“After having this well-needed meeting with the president, I am confident things will change. Action-based plans are being formulated,” it reads. “President Alan has gained my complete trust. He listened, he cared and most importantly he made us all feel visible.”
Campus first reacted to professor Andrew Wenaus’ use of “house [N-word]” in a lecture on racial language. Despite his apology and criticism from black students in his class, many defended Wenaus, saying the word was used academically.
Then, Chizoba Oriuwa, who publicly shared her experience in the class, became the target of anonymous hate speech sent to her university email address. Screenshots of the emails circulated widely online.
The working group was announced in that climate — and partly in response to an effort from the University Students’ Council, which called for an anti-racism strategy after the emails surfaced at their monthly council meeting.

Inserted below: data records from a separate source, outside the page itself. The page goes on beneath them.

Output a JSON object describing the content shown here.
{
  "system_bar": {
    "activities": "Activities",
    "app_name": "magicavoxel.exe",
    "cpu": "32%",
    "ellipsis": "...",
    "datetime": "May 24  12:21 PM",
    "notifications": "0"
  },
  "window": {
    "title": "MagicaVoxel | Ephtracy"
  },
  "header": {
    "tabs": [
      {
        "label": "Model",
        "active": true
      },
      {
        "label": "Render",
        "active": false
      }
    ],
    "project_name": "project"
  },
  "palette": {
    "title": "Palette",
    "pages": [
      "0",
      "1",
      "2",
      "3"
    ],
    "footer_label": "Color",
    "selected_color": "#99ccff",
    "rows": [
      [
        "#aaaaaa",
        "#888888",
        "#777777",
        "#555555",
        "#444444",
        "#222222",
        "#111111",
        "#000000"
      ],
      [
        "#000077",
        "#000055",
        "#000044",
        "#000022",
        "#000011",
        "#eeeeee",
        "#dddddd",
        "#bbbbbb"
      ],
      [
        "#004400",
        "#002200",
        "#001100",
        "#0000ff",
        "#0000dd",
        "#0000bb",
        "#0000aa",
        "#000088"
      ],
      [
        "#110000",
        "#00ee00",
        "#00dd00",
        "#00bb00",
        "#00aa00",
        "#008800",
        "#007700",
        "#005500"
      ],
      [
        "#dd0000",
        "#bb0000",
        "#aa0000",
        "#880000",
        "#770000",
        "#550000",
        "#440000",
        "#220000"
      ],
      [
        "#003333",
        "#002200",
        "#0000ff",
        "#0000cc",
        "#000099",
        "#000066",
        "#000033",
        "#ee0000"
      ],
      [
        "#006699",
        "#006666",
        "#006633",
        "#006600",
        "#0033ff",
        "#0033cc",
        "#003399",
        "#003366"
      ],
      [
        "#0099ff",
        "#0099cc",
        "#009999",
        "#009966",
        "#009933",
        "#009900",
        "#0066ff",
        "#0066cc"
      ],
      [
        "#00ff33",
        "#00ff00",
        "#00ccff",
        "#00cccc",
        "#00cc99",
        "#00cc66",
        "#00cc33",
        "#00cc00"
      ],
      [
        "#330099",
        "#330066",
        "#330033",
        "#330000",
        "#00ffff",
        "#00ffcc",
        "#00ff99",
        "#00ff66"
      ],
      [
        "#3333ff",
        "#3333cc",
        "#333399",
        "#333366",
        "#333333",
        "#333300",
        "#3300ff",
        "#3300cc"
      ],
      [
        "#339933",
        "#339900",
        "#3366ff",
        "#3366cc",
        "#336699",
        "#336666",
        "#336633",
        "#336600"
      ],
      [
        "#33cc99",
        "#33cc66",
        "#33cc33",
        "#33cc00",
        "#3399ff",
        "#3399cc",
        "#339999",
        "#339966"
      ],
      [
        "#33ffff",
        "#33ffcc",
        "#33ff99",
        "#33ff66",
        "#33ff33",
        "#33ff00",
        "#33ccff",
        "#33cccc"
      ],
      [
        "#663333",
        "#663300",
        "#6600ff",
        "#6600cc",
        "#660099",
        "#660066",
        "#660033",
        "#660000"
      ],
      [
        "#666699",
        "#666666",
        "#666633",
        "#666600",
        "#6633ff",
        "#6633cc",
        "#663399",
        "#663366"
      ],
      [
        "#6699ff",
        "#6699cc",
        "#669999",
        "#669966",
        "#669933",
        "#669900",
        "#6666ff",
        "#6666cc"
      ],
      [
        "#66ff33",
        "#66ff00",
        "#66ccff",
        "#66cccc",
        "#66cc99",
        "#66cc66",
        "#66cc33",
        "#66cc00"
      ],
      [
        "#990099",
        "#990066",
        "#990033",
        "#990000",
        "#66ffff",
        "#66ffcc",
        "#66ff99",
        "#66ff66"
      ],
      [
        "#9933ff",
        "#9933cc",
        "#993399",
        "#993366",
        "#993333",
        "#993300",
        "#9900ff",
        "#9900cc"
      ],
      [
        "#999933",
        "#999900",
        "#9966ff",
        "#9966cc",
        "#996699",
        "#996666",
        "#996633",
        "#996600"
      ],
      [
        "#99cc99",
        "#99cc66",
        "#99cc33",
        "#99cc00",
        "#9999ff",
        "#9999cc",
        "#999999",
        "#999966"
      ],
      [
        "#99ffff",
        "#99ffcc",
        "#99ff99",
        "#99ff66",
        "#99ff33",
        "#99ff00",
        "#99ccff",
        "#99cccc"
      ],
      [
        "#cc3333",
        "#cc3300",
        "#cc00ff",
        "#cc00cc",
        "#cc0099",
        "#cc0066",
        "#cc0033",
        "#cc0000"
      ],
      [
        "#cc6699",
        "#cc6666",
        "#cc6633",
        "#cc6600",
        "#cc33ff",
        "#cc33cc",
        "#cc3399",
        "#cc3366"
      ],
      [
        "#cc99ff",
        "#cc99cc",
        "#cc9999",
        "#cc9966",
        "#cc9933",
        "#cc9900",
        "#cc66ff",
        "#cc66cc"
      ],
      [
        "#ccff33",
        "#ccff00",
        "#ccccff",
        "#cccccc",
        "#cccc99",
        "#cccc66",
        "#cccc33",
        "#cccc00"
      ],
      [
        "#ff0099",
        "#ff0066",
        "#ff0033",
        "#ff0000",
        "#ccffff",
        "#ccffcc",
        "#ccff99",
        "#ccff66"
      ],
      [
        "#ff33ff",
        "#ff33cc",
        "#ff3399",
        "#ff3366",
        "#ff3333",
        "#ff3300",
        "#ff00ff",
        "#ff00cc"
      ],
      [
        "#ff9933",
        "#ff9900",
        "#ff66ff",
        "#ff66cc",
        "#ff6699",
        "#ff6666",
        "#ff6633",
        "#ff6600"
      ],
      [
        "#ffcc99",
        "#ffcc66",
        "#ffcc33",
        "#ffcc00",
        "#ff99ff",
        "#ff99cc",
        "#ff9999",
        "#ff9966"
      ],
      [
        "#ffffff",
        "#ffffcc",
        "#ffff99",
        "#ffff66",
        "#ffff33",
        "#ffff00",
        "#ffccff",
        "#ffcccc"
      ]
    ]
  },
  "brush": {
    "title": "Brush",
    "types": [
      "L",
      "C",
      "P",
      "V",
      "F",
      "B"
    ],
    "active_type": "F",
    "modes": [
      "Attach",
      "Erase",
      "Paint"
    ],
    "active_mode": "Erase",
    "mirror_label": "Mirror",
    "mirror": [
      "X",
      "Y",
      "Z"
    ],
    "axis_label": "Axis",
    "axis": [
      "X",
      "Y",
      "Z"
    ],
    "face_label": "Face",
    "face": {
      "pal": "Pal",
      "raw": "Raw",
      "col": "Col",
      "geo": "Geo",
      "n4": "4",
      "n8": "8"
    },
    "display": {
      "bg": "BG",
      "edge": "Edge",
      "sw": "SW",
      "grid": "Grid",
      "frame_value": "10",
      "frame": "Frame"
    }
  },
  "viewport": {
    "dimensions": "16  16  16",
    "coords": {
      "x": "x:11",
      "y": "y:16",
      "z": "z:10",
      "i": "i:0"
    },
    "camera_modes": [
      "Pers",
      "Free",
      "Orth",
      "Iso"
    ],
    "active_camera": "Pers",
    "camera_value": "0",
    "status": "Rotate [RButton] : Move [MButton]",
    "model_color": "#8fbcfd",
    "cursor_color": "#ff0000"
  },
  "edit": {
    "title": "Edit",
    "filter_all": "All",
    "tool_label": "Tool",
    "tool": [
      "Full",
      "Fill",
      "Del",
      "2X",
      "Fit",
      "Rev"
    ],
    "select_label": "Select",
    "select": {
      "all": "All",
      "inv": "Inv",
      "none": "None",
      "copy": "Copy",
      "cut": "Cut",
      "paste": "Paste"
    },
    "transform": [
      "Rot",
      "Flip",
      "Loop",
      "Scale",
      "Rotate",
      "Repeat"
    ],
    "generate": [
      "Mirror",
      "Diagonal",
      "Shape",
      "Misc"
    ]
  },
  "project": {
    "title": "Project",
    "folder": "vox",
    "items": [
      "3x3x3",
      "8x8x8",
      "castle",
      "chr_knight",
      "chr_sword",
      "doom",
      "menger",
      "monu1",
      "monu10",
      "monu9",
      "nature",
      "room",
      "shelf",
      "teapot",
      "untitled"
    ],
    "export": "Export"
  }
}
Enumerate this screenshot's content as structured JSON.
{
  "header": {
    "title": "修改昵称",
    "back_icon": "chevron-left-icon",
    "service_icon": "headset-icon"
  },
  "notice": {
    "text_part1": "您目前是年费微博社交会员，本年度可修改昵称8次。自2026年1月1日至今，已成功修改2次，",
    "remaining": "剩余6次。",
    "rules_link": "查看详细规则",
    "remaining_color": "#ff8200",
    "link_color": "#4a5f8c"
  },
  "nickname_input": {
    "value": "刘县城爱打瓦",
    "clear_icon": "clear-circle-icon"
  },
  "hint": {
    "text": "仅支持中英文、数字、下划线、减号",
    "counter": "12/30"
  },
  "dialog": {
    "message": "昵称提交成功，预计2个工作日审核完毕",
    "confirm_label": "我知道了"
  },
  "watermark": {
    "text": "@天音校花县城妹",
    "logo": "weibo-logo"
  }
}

Councilors debated the details of the motion for over an hour, landing on a proposition they hoped would push Western to create something concrete, with the support of the students’ council, its Ethnocultural Support Services, and members of racial groups on campus.
The debate in council revolved around whether to advocate for an anti-racism strategy, or a more broad anti-oppression plan. Some councilors worried the strategy would appear reactionary after the professor’s controversial word choice, and should instead take a proactive approach to tackle all forms of discrimination in the classroom.
Jalayer said after the meeting that he was happy to see engagement from his councilors.
“I think that was a great way of showing we are committed to all forms of anti oppression across this campus,” he said in an interview. “And this policy is specific to anti-racism but it doesn’t rule out that we won’t bring forward anti-oppression strategies to the university in the future.”
Student programs officer Cecilia Liu joined the group of students meeting with president Shepard to discuss the direction of the working group.
“The working group will focus on the experience of Western community members, particularly from racialized groups, with an aim to provide educational programs and enact systemic change against racism and oppression,” the president’s statement reads.
In an interview with the Gazette, president Shepard said it was too early to set goals for the group, but was looking forward to its deliberations.
“They’ll give me some recommendations and once I have those, we’ll figure out what should be done, what can be done, what priorities should be done and so forth,” he said.
While the working group was created in response to a specific incident, the president said monitoring the social and political climate on campus was always a priority for him.
“Presidents have many obligations. One of them is around the climate of the university — that people feel safe, they feel respected, they can get on with the work they came here to do in the first place,” he said.